BEGIN Material provided

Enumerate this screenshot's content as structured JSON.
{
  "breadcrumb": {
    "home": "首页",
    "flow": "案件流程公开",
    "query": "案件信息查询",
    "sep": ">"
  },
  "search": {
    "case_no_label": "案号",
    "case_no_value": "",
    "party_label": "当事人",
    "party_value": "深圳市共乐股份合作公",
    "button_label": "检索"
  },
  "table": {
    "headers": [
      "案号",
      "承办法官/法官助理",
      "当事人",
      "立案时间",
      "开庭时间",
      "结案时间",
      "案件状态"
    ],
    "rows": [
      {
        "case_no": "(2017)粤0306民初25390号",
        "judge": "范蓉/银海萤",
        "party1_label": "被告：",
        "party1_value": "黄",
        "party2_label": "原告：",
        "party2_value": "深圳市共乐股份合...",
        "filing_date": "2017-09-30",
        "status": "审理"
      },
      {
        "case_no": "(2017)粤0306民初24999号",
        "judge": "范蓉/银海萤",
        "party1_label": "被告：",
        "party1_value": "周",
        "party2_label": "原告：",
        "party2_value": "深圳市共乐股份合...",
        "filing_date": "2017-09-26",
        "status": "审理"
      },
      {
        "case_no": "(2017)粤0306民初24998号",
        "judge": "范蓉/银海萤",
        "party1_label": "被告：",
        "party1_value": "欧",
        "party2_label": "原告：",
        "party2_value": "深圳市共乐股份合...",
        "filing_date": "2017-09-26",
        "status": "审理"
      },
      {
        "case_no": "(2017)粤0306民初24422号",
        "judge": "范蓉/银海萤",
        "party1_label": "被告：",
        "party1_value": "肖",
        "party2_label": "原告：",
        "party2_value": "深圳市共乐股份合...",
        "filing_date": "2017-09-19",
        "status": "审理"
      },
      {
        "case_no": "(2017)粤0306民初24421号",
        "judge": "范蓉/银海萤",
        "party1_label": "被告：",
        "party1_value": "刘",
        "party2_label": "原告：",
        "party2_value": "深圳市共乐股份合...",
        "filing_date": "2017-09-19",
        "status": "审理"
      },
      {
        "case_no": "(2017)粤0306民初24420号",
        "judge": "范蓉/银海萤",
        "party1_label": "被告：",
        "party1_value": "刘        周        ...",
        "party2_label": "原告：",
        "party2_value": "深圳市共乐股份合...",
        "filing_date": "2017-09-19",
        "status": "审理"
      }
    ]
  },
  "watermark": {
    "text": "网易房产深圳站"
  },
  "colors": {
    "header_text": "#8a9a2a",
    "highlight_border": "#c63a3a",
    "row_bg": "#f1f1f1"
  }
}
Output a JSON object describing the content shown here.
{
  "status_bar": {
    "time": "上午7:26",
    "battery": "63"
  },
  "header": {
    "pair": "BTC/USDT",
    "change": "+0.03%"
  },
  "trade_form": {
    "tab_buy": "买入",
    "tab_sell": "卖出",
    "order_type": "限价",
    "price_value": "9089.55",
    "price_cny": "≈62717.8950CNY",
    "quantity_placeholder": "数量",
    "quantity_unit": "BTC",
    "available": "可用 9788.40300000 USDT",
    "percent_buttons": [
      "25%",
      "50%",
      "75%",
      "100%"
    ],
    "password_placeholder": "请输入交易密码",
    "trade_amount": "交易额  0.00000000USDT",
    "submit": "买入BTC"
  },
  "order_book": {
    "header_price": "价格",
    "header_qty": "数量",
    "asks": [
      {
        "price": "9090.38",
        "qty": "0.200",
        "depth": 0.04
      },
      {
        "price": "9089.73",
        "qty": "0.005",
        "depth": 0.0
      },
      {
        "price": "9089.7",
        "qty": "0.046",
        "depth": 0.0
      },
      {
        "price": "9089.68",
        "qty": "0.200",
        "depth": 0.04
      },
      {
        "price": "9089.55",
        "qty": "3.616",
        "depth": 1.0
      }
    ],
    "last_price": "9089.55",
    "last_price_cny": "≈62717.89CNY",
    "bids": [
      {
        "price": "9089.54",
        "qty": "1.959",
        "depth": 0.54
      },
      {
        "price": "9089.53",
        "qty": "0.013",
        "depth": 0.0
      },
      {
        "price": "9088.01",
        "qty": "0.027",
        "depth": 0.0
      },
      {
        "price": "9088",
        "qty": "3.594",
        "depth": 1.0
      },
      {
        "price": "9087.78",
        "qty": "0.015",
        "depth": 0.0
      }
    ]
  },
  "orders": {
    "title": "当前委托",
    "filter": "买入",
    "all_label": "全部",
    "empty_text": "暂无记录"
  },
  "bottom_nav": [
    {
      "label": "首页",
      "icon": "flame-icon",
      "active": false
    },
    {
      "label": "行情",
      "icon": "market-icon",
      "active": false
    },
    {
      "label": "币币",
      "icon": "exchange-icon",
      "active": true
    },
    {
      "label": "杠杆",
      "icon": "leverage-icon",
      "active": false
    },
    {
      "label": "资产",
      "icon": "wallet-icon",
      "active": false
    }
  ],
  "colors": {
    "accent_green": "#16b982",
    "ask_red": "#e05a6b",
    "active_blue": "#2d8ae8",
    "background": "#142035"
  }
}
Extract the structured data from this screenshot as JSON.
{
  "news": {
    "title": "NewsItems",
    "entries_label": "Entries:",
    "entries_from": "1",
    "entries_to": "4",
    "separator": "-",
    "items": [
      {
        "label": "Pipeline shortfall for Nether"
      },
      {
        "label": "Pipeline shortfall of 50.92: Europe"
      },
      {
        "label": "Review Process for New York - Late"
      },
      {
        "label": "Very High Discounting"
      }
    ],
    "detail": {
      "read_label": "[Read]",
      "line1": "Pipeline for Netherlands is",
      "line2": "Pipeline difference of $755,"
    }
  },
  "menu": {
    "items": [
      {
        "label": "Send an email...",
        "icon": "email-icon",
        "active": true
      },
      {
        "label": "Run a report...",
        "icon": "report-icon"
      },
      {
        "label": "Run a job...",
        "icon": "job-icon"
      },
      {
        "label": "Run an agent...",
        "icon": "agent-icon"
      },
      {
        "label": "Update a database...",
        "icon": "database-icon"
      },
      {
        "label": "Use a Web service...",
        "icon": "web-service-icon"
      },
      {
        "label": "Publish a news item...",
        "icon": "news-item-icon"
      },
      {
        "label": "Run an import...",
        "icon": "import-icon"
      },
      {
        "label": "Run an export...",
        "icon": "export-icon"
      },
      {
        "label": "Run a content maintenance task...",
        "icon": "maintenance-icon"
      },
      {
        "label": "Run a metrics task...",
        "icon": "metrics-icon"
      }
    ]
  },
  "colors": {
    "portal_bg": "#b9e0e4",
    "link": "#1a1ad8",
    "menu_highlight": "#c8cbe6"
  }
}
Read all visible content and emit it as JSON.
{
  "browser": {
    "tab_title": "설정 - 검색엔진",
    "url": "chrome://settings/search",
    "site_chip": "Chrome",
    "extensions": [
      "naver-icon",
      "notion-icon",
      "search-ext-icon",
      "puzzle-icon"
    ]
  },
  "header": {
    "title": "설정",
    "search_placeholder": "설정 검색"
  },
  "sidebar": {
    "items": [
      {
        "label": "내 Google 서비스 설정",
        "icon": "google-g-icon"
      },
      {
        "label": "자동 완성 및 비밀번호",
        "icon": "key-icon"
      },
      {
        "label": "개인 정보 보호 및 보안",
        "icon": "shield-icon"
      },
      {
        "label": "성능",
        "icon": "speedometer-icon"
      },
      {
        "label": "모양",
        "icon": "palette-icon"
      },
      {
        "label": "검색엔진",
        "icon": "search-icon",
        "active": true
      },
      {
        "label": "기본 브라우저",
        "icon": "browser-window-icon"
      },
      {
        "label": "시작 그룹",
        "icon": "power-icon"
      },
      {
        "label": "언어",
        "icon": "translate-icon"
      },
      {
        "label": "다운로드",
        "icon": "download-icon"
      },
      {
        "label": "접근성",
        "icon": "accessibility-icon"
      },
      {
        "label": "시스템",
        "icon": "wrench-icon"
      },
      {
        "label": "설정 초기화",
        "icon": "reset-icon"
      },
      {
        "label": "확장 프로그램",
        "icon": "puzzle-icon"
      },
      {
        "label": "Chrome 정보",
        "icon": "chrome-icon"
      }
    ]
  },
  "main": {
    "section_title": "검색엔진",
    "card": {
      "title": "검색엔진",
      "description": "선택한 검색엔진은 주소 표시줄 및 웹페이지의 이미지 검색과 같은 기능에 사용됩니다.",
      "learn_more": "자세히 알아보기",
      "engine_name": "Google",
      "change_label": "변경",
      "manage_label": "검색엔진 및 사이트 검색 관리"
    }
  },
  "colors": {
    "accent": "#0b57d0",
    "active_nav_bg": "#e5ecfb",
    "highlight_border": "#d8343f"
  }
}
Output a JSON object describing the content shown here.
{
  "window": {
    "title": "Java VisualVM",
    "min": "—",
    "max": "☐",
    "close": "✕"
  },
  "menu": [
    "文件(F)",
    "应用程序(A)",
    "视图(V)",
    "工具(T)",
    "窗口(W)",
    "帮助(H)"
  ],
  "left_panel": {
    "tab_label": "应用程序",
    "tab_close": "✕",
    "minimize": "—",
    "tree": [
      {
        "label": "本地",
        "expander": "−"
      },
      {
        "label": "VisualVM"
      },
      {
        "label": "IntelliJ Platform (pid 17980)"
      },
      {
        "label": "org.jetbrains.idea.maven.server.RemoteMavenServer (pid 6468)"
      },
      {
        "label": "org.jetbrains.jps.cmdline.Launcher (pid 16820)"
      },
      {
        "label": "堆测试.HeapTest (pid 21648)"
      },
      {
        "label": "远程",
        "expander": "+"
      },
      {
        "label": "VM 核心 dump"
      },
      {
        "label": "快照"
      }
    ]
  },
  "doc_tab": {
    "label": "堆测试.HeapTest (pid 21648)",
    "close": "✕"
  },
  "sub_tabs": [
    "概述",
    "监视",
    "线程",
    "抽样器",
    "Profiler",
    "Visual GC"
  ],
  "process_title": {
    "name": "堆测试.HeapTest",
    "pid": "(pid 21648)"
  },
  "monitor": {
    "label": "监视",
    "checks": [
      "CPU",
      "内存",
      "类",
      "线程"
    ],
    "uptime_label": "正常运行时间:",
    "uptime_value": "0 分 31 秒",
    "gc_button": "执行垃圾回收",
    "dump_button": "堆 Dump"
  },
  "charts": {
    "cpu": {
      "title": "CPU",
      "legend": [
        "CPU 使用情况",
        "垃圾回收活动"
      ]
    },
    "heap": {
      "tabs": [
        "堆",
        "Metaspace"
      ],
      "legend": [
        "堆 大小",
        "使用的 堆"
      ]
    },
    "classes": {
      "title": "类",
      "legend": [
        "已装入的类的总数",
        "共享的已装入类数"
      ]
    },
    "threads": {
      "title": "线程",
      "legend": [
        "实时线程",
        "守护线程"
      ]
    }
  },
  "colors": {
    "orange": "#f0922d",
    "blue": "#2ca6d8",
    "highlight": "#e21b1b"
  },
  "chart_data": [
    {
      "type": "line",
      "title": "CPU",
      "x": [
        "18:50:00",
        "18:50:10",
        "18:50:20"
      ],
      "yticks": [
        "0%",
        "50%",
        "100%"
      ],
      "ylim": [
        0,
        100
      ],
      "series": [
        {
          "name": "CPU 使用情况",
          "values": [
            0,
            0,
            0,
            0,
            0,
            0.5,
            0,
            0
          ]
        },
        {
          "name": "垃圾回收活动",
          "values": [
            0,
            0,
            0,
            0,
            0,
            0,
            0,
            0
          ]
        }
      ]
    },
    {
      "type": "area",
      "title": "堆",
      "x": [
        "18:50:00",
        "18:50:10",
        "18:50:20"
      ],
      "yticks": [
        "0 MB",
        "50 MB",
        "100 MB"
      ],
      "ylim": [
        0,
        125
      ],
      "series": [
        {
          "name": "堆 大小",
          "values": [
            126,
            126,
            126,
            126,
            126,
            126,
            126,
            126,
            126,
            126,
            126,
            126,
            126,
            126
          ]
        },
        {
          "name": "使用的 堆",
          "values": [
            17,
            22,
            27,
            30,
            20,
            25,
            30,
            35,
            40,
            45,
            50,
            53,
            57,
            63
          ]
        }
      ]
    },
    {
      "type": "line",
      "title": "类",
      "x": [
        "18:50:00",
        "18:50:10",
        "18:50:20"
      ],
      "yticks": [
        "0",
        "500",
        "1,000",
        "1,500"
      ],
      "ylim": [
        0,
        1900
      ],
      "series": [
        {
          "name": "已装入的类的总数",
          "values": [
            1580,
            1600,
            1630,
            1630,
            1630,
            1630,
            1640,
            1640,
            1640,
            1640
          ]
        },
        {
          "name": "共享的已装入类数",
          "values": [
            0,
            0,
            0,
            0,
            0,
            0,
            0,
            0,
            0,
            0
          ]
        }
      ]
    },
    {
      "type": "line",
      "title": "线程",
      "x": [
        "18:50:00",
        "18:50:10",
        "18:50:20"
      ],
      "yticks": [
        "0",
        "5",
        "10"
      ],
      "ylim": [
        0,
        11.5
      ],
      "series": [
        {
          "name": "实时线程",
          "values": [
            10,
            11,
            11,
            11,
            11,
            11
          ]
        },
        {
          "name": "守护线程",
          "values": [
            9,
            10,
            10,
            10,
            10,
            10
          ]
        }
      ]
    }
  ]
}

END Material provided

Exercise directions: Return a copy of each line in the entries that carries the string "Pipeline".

Answer area:
        "label": "Pipeline shortfall for Nether"
        "label": "Pipeline shortfall of 50.92: Europe"
      "line1": "Pipeline for Netherlands is",
      "line2": "Pipeline difference of $755,"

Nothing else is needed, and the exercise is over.